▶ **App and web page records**
▶

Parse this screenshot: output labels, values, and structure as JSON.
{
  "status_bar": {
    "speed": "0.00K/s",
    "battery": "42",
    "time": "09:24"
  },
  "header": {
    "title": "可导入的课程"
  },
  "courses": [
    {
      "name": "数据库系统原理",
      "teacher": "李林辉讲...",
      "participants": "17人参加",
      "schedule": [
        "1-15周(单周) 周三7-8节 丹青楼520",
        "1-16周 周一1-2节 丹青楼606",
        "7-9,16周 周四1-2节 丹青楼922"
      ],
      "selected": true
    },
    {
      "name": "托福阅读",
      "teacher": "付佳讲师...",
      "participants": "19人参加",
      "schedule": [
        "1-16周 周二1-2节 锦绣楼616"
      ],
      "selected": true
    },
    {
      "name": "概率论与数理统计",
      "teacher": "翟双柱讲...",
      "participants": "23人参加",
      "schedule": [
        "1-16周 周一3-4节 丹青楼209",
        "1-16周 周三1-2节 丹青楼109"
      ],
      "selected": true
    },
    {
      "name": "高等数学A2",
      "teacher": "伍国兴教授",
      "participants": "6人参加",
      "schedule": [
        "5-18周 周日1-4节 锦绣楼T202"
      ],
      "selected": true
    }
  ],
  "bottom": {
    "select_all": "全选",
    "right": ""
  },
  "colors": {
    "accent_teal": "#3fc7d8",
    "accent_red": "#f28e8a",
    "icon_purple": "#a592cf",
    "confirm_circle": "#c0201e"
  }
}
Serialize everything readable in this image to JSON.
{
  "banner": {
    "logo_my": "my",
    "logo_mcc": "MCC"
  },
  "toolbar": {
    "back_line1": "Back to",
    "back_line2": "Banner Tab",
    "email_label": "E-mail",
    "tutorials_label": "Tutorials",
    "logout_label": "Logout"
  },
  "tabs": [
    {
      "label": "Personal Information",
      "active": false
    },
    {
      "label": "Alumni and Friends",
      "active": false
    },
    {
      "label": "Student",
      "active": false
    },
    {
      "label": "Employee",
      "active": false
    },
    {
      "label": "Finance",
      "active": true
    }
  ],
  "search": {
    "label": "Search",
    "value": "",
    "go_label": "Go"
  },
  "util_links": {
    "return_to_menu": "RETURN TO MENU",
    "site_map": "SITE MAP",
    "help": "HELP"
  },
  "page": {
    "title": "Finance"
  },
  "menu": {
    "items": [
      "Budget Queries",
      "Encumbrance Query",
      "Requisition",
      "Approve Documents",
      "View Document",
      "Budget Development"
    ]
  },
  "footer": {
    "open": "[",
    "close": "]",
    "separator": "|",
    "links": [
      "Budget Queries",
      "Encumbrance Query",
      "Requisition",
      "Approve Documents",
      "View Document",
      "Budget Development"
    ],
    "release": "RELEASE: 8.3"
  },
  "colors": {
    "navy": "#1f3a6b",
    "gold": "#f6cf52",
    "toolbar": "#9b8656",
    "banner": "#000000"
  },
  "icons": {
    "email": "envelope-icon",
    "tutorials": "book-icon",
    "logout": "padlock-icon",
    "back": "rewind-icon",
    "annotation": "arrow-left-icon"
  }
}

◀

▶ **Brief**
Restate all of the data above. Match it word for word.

▶ **Written solution**
Parse this screenshot: output labels, values, and structure as JSON.
{
  "status_bar": {
    "speed": "0.00K/s",
    "battery": "42",
    "time": "09:24"
  },
  "header": {
    "title": "可导入的课程"
  },
  "courses": [
    {
      "name": "数据库系统原理",
      "teacher": "李林辉讲...",
      "participants": "17人参加",
      "schedule": [
        "1-15周(单周) 周三7-8节 丹青楼520",
        "1-16周 周一1-2节 丹青楼606",
        "7-9,16周 周四1-2节 丹青楼922"
      ],
      "selected": true
    },
    {
      "name": "托福阅读",
      "teacher": "付佳讲师...",
      "participants": "19人参加",
      "schedule": [
        "1-16周 周二1-2节 锦绣楼616"
      ],
      "selected": true
    },
    {
      "name": "概率论与数理统计",
      "teacher": "翟双柱讲...",
      "participants": "23人参加",
      "schedule": [
        "1-16周 周一3-4节 丹青楼209",
        "1-16周 周三1-2节 丹青楼109"
      ],
      "selected": true
    },
    {
      "name": "高等数学A2",
      "teacher": "伍国兴教授",
      "participants": "6人参加",
      "schedule": [
        "5-18周 周日1-4节 锦绣楼T202"
      ],
      "selected": true
    }
  ],
  "bottom": {
    "select_all": "全选",
    "right": ""
  },
  "colors": {
    "accent_teal": "#3fc7d8",
    "accent_red": "#f28e8a",
    "icon_purple": "#a592cf",
    "confirm_circle": "#c0201e"
  }
}
Serialize everything readable in this image to JSON.
{
  "banner": {
    "logo_my": "my",
    "logo_mcc": "MCC"
  },
  "toolbar": {
    "back_line1": "Back to",
    "back_line2": "Banner Tab",
    "email_label": "E-mail",
    "tutorials_label": "Tutorials",
    "logout_label": "Logout"
  },
  "tabs": [
    {
      "label": "Personal Information",
      "active": false
    },
    {
      "label": "Alumni and Friends",
      "active": false
    },
    {
      "label": "Student",
      "active": false
    },
    {
      "label": "Employee",
      "active": false
    },
    {
      "label": "Finance",
      "active": true
    }
  ],
  "search": {
    "label": "Search",
    "value": "",
    "go_label": "Go"
  },
  "util_links": {
    "return_to_menu": "RETURN TO MENU",
    "site_map": "SITE MAP",
    "help": "HELP"
  },
  "page": {
    "title": "Finance"
  },
  "menu": {
    "items": [
      "Budget Queries",
      "Encumbrance Query",
      "Requisition",
      "Approve Documents",
      "View Document",
      "Budget Development"
    ]
  },
  "footer": {
    "open": "[",
    "close": "]",
    "separator": "|",
    "links": [
      "Budget Queries",
      "Encumbrance Query",
      "Requisition",
      "Approve Documents",
      "View Document",
      "Budget Development"
    ],
    "release": "RELEASE: 8.3"
  },
  "colors": {
    "navy": "#1f3a6b",
    "gold": "#f6cf52",
    "toolbar": "#9b8656",
    "banner": "#000000"
  },
  "icons": {
    "email": "envelope-icon",
    "tutorials": "book-icon",
    "logout": "padlock-icon",
    "back": "rewind-icon",
    "annotation": "arrow-left-icon"
  }
}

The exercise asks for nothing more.